Freetown, SIERRA LEONE – The Deputy Minister of Health, Dr Charles Senessie, launched the Healthy Sierra Leone (HEAL-SL) Report on the causes of death in Sierra Leone, revealing a staggering 75,000 deaths in the year 2023. The report, unveiled at the Radisson Blu Aberdeen, drew the attention of top health stakeholders across the country, highlighting the urgency to address the high premature mortality rates, particularly those occurring before the age of 70.
Formerly known as Countrywide Mortality Surveillance for Action (COMSA), Healthy Sierra Leone initiated data collection in 2018, led by the Ministry of Health and Njala University, with technical support from the University of Toronto. The system efficiently records births and deaths, utilizing electronic verbal autopsy to determine the causes of death. Currently surveying five percent of the population annually, HEAL-SL aims to establish a comprehensive understanding of the causes of death for informed decision-making.
Professors Rashid Ansuman Rashid from Njala University and Prahat Jna from the University of Toronto presented an overview of the report from 2018 to 2023. They stressed that while death is inevitable, premature death is not, emphasizing that the data only represents registered deaths, excluding those in hard-to-reach areas.
The report revealed that a significant portion of deaths before the age of 70 resulted from preventable and treatable infections, with malaria being the leading cause, accounting for 23% of such deaths. Other common infections causing diarrhoea, pneumonia, and tuberculosis contributed to an additional one quarter of premature deaths.
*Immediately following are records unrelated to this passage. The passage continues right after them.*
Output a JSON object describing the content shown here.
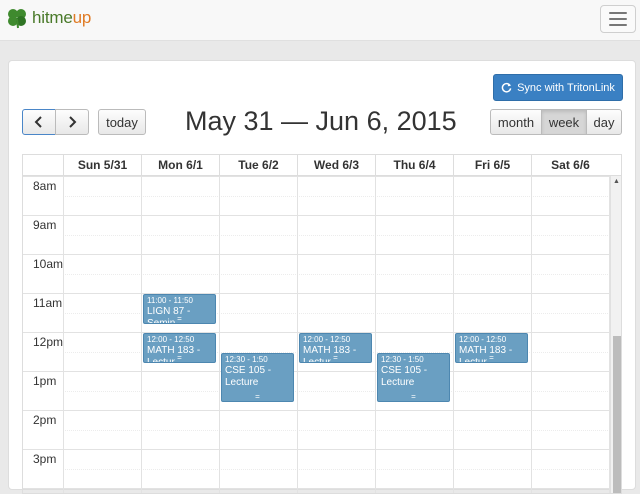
{
  "brand": {
    "name_part1": "hitme",
    "name_part2": "up",
    "logo_icon": "clover-icon"
  },
  "navbar": {
    "menu_icon": "hamburger-menu-icon"
  },
  "toolbar": {
    "sync_label": "Sync with TritonLink",
    "sync_icon": "refresh-icon",
    "prev_icon": "chevron-left-icon",
    "next_icon": "chevron-right-icon",
    "today_label": "today",
    "title": "May 31 — Jun 6, 2015",
    "views": [
      "month",
      "week",
      "day"
    ],
    "active_view": "week"
  },
  "calendar": {
    "days": [
      "Sun 5/31",
      "Mon 6/1",
      "Tue 6/2",
      "Wed 6/3",
      "Thu 6/4",
      "Fri 6/5",
      "Sat 6/6"
    ],
    "times": [
      "8am",
      "9am",
      "10am",
      "11am",
      "12pm",
      "1pm",
      "2pm",
      "3pm"
    ],
    "events": [
      {
        "day": 1,
        "time": "11:00 - 11:50",
        "title": "LIGN 87 - Semin"
      },
      {
        "day": 1,
        "time": "12:00 - 12:50",
        "title": "MATH 183 - Lectur"
      },
      {
        "day": 3,
        "time": "12:00 - 12:50",
        "title": "MATH 183 - Lectur"
      },
      {
        "day": 5,
        "time": "12:00 - 12:50",
        "title": "MATH 183 - Lectur"
      },
      {
        "day": 2,
        "time": "12:30 - 1:50",
        "title": "CSE 105 - Lecture"
      },
      {
        "day": 4,
        "time": "12:30 - 1:50",
        "title": "CSE 105 - Lecture"
      }
    ]
  },
  "colors": {
    "accent": "#3a80c3",
    "event": "#6a9fc2"
  }
}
The breakdown of leading causes of death included malaria at 23%, neonatal at 14%, road traffic accidents at 2%, other infections at 29%, heart and stroke at 9%, and other chronic conditions at 14%, among others.
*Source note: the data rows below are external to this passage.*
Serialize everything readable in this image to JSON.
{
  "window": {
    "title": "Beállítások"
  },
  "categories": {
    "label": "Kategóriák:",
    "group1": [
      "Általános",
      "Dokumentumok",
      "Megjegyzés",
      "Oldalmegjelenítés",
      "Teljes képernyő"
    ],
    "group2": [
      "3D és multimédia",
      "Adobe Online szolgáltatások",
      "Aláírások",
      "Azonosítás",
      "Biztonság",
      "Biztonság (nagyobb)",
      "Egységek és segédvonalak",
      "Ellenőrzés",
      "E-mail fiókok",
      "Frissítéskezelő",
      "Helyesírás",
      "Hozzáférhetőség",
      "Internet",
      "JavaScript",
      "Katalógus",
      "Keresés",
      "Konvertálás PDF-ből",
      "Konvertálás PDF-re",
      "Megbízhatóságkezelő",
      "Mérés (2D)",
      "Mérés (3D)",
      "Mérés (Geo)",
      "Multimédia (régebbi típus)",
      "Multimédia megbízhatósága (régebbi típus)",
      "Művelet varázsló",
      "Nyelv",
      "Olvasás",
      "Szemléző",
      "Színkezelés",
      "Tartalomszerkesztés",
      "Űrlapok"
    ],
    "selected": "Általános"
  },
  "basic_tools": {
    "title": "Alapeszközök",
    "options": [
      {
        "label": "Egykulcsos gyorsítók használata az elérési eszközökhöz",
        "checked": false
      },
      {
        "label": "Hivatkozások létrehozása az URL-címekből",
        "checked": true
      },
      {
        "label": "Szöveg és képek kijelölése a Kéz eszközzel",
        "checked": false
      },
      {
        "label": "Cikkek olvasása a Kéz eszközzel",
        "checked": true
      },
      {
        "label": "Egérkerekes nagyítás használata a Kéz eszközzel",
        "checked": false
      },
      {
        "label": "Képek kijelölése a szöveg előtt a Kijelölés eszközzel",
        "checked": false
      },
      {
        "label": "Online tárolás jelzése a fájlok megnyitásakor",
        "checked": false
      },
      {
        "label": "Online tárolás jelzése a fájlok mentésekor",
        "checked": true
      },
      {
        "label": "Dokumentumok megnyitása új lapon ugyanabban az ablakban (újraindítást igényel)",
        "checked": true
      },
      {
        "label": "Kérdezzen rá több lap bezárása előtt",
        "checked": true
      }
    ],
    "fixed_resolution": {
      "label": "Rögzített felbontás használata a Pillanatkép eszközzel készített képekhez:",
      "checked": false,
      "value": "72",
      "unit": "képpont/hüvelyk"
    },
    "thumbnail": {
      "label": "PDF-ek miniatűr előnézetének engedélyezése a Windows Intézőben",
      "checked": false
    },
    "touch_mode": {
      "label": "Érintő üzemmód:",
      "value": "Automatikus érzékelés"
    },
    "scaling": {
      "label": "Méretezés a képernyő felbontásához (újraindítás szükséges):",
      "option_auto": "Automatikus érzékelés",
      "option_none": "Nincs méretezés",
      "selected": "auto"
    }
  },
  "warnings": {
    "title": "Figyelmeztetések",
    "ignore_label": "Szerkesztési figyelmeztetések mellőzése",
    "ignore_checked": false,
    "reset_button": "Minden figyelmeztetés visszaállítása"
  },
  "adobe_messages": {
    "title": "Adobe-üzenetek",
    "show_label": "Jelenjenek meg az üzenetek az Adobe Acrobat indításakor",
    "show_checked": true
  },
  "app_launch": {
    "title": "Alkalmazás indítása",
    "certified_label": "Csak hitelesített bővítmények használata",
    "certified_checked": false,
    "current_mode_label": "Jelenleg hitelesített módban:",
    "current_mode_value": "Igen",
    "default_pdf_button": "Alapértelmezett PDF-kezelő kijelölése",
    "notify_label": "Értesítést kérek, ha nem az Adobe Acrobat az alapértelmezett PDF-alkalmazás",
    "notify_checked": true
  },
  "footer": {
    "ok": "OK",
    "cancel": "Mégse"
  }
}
Professor Bahshiru M. Koroma, the Vice Chancellor of Njala University, emphasized that behind every statistic lies a human story, and the causes of deaths provide critical insights into the country’s health sector. Dr. Amara Jambai underscored the importance of data for solving societal problems, and the HEAL-SL report was deemed a crucial tool for addressing challenges in the health sector.
Deputy Minister of Health Dr Charles Senessie acknowledged the comprehensive nature of the report, covering infectious diseases, non-communicable diseases, maternal mortality, and road traffic accidents over the last five years. He recognized the report as a call to action, pledging the government’s commitment to utilizing the information to guide actions and address gaps in the health system.
Dr Samantha Dolan from the Bill and Melinda Gates Foundation and other speakers made meaningful contributions, endorsing the significance of the report. The launch concluded with Deputy Minister Senessie officially launching the HEAL-SL report on behalf of the Vice President of Sierra Leone. MJB/5/12/2023